Senate Republicans and Democrats on the House-Senate energy bill conference decided the differences over substantial issues in the energy legislation were too deep to resolve in the remaining days of the 2002 Congressional session.

The RFS calls for gradually increasing ethanol production to five billion gallons per year by 2014. The bill had been in conference since July.

NCGA President and Plain City, Ohio, corn grower Fred Yoder said this historic agreement is not dead. "The RFS agreement that was reached among oil, ethanol, agriculture, clean-air advocates, and state air-quality agencies presented the Congress with a broadly-supported initiative that was good for our energy independence, rural economy, and the environment.

"We are committed to working with our allies who helped us reach this agreement and with our friends in Congress and in the White House to seek early action on legislation next year."

"The actions of the last month or so have been discouraging," said NCGA Vice President of Public Policy Jon Doggett, "and we were frustrated at times that the conferees could not come to an agreement on this issue and other energy-related issues in the 10 weeks the bill was in the conference committee.

"It's unfair to the American people that partisan politics is interfering with national security," he continued. "We continue to watch a volatile situation in the Middle East that not only affects our fuel supply, but the very safety of our nation. Yet we continue to pay Saddam Hussein $15 million a day for oil when we have a reliable, renewable fuel source in the cornfields across America.

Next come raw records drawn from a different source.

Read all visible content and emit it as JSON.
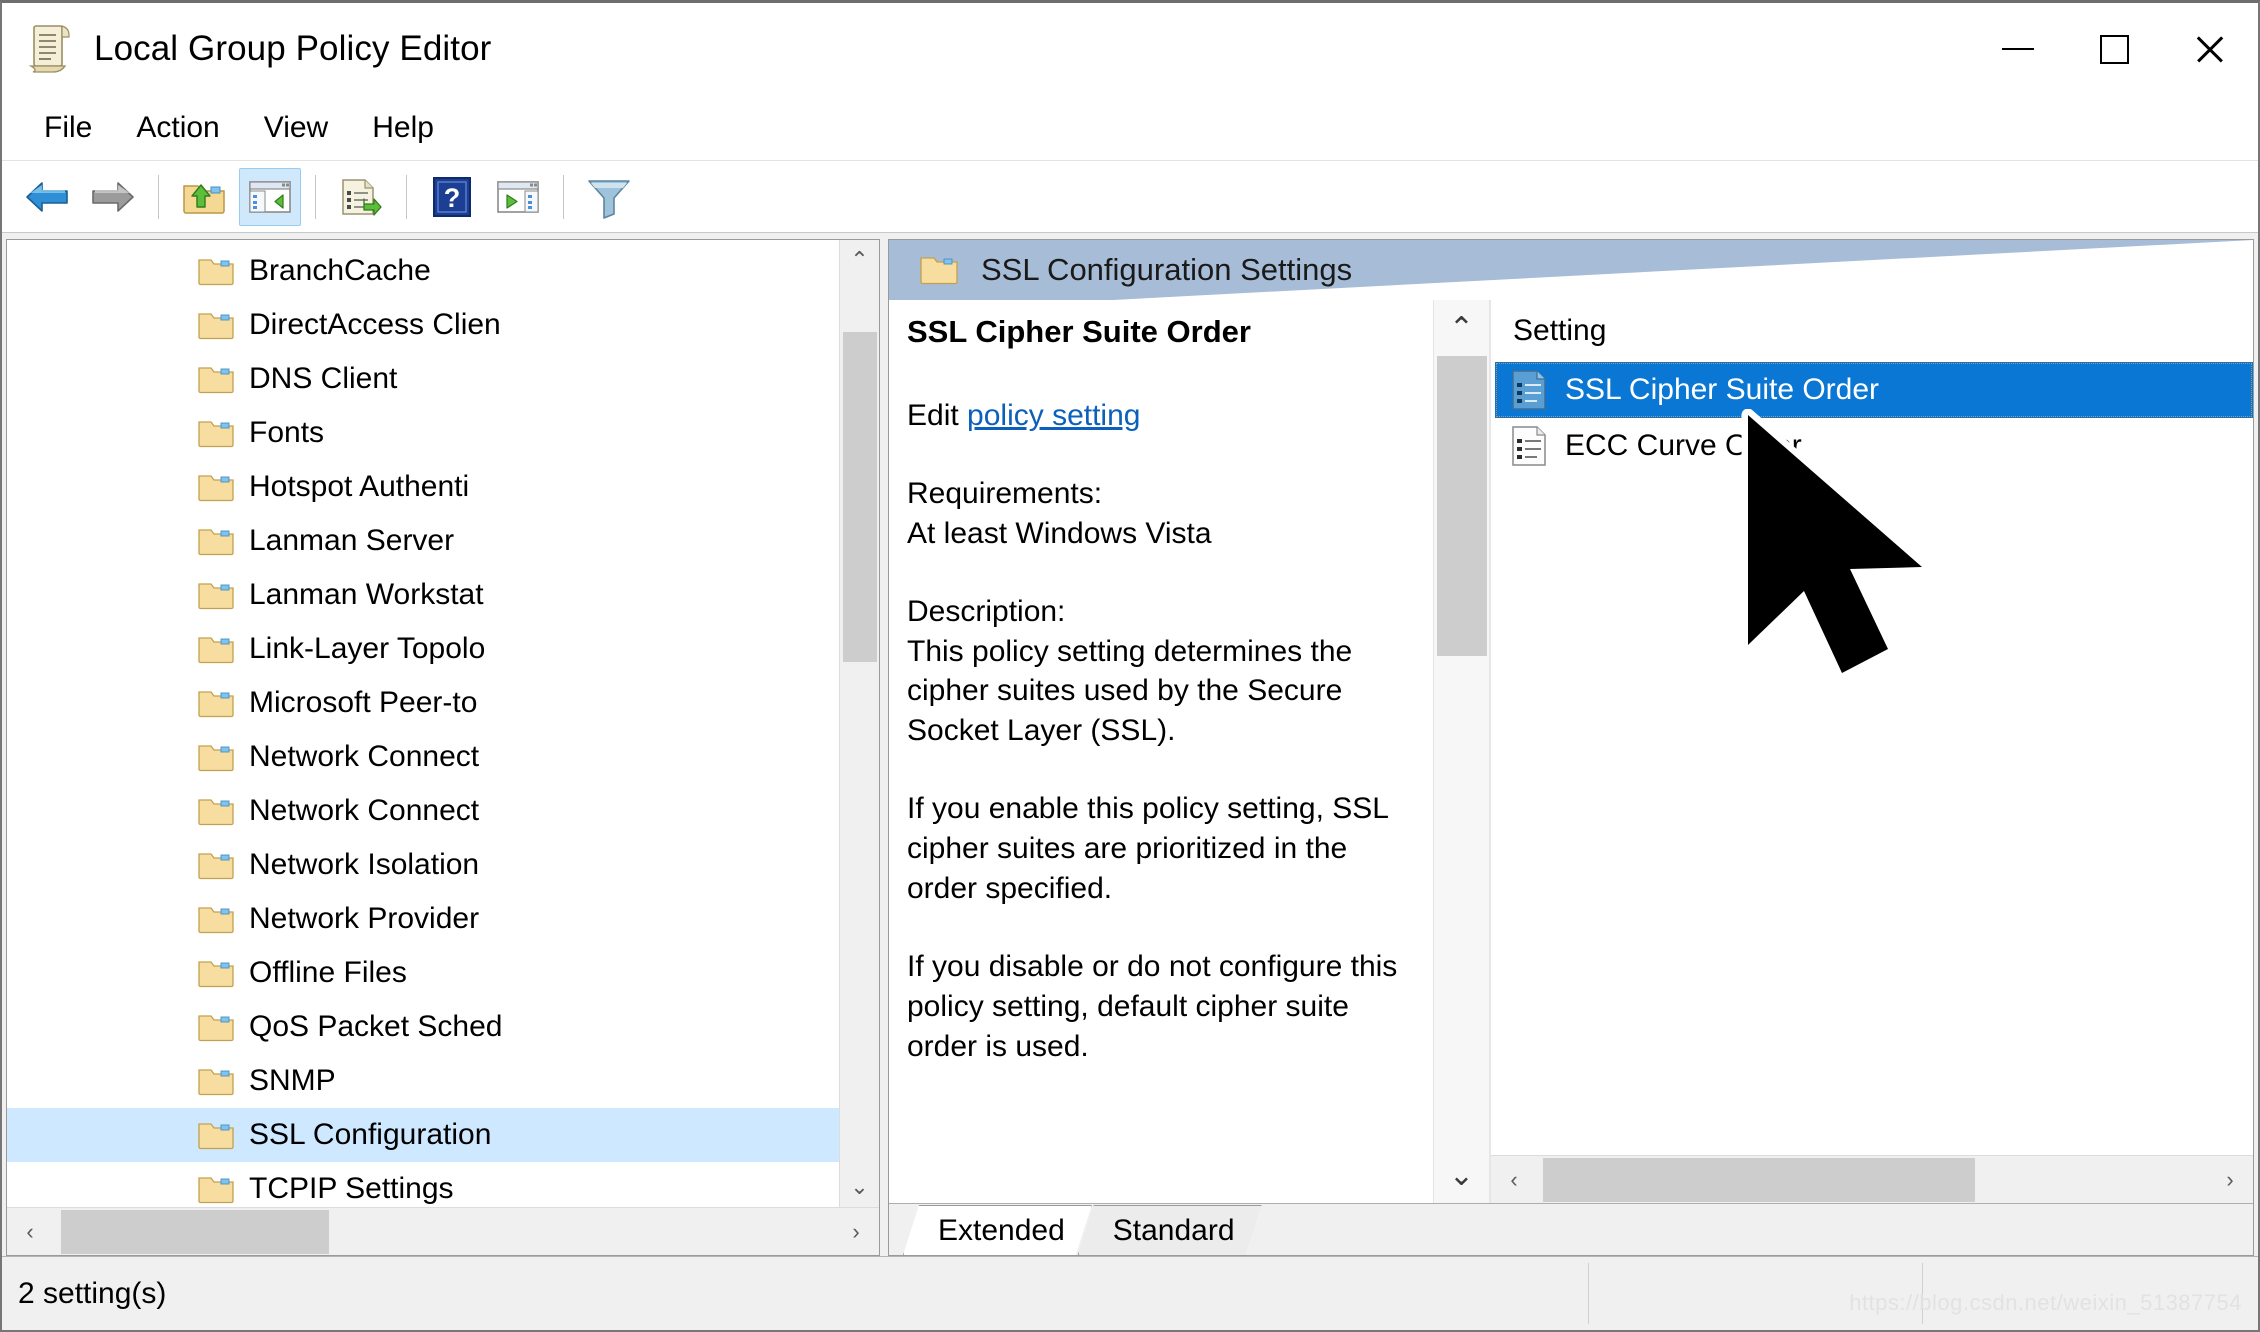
{
  "window": {
    "title": "Local Group Policy Editor",
    "icon": "policy-scroll-icon",
    "controls": {
      "minimize": "—",
      "maximize": "□",
      "close": "✕"
    }
  },
  "menubar": {
    "items": [
      {
        "label": "File"
      },
      {
        "label": "Action"
      },
      {
        "label": "View"
      },
      {
        "label": "Help"
      }
    ]
  },
  "toolbar": {
    "buttons": [
      {
        "name": "back-button",
        "icon": "back-arrow-icon"
      },
      {
        "name": "forward-button",
        "icon": "forward-arrow-icon"
      },
      {
        "name": "up-one-level-button",
        "icon": "folder-up-icon"
      },
      {
        "name": "show-hide-console-tree-button",
        "icon": "console-tree-icon",
        "active": true
      },
      {
        "name": "export-list-button",
        "icon": "export-list-icon"
      },
      {
        "name": "help-button",
        "icon": "help-question-icon"
      },
      {
        "name": "show-hide-action-pane-button",
        "icon": "action-pane-icon"
      },
      {
        "name": "filter-button",
        "icon": "funnel-filter-icon"
      }
    ]
  },
  "tree": {
    "items": [
      {
        "label": "BranchCache",
        "expandable": false,
        "selected": false
      },
      {
        "label": "DirectAccess Clien",
        "expandable": false,
        "selected": false
      },
      {
        "label": "DNS Client",
        "expandable": false,
        "selected": false
      },
      {
        "label": "Fonts",
        "expandable": false,
        "selected": false
      },
      {
        "label": "Hotspot Authenti",
        "expandable": false,
        "selected": false
      },
      {
        "label": "Lanman Server",
        "expandable": false,
        "selected": false
      },
      {
        "label": "Lanman Workstat",
        "expandable": false,
        "selected": false
      },
      {
        "label": "Link-Layer Topolo",
        "expandable": false,
        "selected": false
      },
      {
        "label": "Microsoft Peer-to",
        "expandable": true,
        "selected": false
      },
      {
        "label": "Network Connect",
        "expandable": true,
        "selected": false
      },
      {
        "label": "Network Connect",
        "expandable": false,
        "selected": false
      },
      {
        "label": "Network Isolation",
        "expandable": false,
        "selected": false
      },
      {
        "label": "Network Provider",
        "expandable": false,
        "selected": false
      },
      {
        "label": "Offline Files",
        "expandable": false,
        "selected": false
      },
      {
        "label": "QoS Packet Sched",
        "expandable": true,
        "selected": false
      },
      {
        "label": "SNMP",
        "expandable": false,
        "selected": false
      },
      {
        "label": "SSL Configuration",
        "expandable": false,
        "selected": true
      },
      {
        "label": "TCPIP Settings",
        "expandable": true,
        "selected": false
      }
    ],
    "scroll_up": "⌃",
    "scroll_down": "⌄",
    "scroll_left": "‹",
    "scroll_right": "›"
  },
  "right_pane": {
    "header": {
      "icon": "folder-icon",
      "title": "SSL Configuration Settings"
    },
    "extended": {
      "policy_title": "SSL Cipher Suite Order",
      "edit_prefix": "Edit ",
      "edit_link": "policy setting",
      "requirements_label": "Requirements:",
      "requirements_value": "At least Windows Vista",
      "description_label": "Description:",
      "description_p1": "This policy setting determines the cipher suites used by the Secure Socket Layer (SSL).",
      "description_p2": "If you enable this policy setting, SSL cipher suites are prioritized in the order specified.",
      "description_p3": "If you disable or do not configure this policy setting, default cipher suite order is used.",
      "scroll_up": "⌃",
      "scroll_down": "⌄"
    },
    "list": {
      "column_header": "Setting",
      "rows": [
        {
          "label": "SSL Cipher Suite Order",
          "icon": "policy-setting-icon",
          "selected": true
        },
        {
          "label": "ECC Curve Order",
          "icon": "policy-setting-icon",
          "selected": false
        }
      ],
      "scroll_left": "‹",
      "scroll_right": "›"
    },
    "tabs": [
      {
        "label": "Extended",
        "active": true
      },
      {
        "label": "Standard",
        "active": false
      }
    ]
  },
  "statusbar": {
    "text": "2 setting(s)",
    "watermark": "https://blog.csdn.net/weixin_51387754"
  },
  "colors": {
    "selection_blue": "#0b77d4",
    "tree_selection": "#cde8ff",
    "header_blue": "#a7bcd6",
    "link": "#0b5fbd",
    "toolbar_active": "#cfe8fb"
  },
  "cursor": {
    "name": "mouse-pointer"
  }
}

It just doesn't make sense."

Doggett stressed while NCGA would have liked to see the bill passed during the lame-duck session of the 107th Congress, he agrees with Yoder. "The bill is not dead, it's simply in stasis until next year," Doggett said. "Finishing the energy bill should be among the top priorities for the House next year."